The lottery is a type of gambling in which numbers are drawn at random to determine winners. In the United States, state-run lotteries offer a variety of games, including instant-win scratch-off tickets and draw-based games like Powerball and Mega Millions. Some of these games have jackpot prizes that can reach hundreds of millions of dollars. Others have smaller prizes such as automobiles or appliances. Some people play the lottery to try and win large sums of money that they can use for other purposes, such as retirement or medical care. Others use it to make a quick profit. The odds of winning a lottery prize are usually quite low. However, many people continue to play the lottery because they feel it is a fun and entertaining way to pass the time.
The word lottery comes from the Latin phrase lotere, meaning “to pull”. In ancient times, it was common to divide property or slaves by lot. The practice was also used in the distribution of Roman emperors’ gifts to guests at Saturnalian feasts. It was later adapted in Europe, where the first recorded lotteries offered tickets for sale to raise money for town fortifications and the poor.
In order to maximize your chances of winning the lottery, you should consider buying more than one ticket. This will increase your chance of winning a prize and reduce your spending. You should also avoid selecting numbers that are close together. This is because other players may also choose these numbers. Instead, you should select numbers that are not close to each other or numbers that have sentimental value to you.
There is no magic formula for winning the lottery, but you should learn to understand the math behind it. You can do this by studying combinatorial patterns and probability theory. The key is to look at a sample of lottery results and chart how often each combination appears. For example, a combination composed of three odd and three even numbers may appear only in 632 draws.
When you study the results of a lottery, you should also pay attention to singletons. A group of singletons is an indication that a winning number is near. You can do this by marking a sheet of paper with a mock-up of the ticket and counting how many times each digit repeats. Pay special attention to those that appear only once, as these are called singletons.

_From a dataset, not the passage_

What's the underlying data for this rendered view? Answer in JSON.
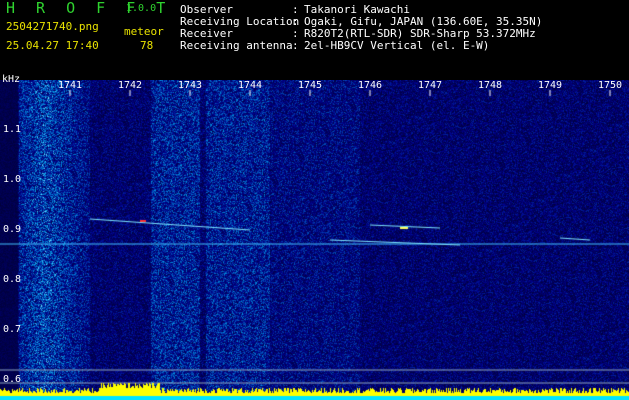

When you play the lottery, you should be aware of the tax implications of your winnings. In some cases, you may have to pay up to half of your prize money as taxes. This is why you should consult a tax specialist before you start playing the lottery. You should also be careful not to fall prey to superstitions. By avoiding these misconceptions, you can be on the road to success in the lottery. You should also plan your budget carefully before you buy a ticket.